• _GOAL OF THE EXERCISE_: Report back every line from the entries below in which the word "metal" occurs.

[Page and application data records]
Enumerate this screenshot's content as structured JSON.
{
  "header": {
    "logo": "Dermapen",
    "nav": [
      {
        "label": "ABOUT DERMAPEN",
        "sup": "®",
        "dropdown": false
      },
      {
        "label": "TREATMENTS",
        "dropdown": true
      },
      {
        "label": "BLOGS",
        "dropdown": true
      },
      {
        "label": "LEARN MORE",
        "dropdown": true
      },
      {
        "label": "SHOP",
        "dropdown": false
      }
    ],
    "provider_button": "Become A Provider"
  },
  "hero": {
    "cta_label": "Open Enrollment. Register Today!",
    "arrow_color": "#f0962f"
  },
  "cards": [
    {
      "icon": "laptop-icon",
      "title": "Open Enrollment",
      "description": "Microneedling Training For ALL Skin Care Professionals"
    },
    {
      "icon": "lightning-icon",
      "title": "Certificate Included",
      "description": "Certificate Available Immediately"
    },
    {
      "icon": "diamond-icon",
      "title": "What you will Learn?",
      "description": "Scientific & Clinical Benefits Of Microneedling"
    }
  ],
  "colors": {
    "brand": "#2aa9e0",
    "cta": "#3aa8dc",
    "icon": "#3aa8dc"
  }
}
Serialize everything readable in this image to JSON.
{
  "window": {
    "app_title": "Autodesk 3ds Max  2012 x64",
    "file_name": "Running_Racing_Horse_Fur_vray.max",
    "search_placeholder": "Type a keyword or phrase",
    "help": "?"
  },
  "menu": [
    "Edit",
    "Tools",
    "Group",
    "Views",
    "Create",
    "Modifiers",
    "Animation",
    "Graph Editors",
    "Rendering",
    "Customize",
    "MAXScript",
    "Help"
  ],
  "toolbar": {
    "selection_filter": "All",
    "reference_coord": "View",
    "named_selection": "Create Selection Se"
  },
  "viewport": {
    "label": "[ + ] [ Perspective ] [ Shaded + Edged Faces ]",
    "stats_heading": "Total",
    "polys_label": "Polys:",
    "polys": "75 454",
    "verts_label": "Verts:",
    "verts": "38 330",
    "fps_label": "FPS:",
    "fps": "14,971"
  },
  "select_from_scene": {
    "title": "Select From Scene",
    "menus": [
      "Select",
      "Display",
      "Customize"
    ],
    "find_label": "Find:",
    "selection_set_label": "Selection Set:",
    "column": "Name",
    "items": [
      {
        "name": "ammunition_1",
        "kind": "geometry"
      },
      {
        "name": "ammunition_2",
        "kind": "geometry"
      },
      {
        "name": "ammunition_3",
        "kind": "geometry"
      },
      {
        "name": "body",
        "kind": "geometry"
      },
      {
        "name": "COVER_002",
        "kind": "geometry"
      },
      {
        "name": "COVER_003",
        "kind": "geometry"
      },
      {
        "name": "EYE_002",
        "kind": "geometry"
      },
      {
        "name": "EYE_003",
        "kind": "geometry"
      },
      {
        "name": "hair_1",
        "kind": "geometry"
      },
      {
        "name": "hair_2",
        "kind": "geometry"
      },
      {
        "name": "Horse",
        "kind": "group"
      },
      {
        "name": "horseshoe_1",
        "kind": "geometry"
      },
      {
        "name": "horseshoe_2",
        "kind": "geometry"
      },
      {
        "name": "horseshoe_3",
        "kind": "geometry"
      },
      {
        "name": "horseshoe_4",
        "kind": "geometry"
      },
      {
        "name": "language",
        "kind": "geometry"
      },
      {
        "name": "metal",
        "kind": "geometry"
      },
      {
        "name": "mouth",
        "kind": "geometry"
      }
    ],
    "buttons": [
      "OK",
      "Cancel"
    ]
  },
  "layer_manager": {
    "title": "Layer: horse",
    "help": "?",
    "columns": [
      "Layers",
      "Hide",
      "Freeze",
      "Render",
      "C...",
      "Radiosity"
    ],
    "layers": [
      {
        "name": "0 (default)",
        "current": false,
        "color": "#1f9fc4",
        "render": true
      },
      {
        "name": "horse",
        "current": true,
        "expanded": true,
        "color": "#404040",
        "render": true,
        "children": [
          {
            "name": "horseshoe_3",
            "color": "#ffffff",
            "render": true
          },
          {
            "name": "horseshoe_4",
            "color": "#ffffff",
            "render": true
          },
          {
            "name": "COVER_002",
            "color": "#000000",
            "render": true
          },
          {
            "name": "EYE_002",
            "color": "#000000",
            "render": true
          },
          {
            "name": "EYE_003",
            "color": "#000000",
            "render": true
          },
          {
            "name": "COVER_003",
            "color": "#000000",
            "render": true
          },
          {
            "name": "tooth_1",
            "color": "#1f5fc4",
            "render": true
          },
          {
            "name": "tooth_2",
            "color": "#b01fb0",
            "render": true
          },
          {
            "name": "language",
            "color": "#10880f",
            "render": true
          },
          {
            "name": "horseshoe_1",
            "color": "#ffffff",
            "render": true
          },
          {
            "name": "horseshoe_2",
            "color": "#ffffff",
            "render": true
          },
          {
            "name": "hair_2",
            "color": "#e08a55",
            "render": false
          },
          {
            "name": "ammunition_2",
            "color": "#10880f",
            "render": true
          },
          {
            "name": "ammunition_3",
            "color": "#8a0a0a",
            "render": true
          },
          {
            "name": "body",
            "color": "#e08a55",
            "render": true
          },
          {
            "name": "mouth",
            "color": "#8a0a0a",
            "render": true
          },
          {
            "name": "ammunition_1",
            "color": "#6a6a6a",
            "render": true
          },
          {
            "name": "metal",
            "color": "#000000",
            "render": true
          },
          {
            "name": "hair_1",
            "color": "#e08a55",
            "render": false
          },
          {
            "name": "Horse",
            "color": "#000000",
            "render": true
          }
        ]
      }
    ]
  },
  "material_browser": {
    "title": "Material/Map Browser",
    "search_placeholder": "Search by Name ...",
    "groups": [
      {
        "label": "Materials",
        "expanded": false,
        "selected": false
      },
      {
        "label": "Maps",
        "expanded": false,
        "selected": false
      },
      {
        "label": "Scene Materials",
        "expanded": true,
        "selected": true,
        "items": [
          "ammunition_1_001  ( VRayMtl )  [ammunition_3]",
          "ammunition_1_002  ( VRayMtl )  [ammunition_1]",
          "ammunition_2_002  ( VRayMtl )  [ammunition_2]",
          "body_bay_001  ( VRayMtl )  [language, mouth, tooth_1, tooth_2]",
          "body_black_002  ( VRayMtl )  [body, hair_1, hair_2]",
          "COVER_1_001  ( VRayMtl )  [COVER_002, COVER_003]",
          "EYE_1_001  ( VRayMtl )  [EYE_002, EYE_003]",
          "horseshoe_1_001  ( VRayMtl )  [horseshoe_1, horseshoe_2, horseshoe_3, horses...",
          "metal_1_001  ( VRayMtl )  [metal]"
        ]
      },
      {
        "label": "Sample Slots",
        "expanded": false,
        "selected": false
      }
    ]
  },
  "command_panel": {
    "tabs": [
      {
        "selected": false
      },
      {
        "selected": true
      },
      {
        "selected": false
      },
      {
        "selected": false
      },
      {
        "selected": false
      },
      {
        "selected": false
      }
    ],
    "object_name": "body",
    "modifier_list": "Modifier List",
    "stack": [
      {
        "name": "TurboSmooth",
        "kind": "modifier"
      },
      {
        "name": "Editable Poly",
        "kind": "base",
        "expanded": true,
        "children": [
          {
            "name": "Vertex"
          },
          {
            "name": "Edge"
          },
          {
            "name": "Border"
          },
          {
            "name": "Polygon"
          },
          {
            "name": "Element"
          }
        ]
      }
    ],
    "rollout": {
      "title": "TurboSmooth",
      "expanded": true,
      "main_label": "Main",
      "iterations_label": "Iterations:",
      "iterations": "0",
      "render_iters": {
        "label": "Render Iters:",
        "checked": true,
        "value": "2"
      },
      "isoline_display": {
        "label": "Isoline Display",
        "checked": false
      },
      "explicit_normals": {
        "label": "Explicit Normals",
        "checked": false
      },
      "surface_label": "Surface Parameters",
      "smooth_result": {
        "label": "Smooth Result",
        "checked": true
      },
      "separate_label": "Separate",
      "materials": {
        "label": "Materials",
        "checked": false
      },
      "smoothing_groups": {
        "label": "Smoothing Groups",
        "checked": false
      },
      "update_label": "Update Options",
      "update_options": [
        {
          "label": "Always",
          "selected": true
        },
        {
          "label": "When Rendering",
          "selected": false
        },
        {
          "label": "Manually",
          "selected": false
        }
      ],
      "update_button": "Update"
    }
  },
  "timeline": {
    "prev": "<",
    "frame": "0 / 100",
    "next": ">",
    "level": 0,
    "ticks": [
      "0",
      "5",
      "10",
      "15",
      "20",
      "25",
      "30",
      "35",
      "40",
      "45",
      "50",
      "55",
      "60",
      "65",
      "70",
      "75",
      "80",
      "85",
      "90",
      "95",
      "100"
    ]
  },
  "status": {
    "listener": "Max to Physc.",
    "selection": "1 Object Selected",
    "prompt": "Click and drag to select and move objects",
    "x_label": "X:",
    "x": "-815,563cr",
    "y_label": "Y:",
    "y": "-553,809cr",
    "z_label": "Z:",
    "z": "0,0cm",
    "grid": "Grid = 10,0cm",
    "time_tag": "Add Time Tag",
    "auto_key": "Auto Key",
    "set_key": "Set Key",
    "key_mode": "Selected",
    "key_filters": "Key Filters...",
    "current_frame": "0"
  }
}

• _TASK RESULT_:
        "name": "metal",
            "name": "metal",
          "metal_1_001  ( VRayMtl )  [metal]"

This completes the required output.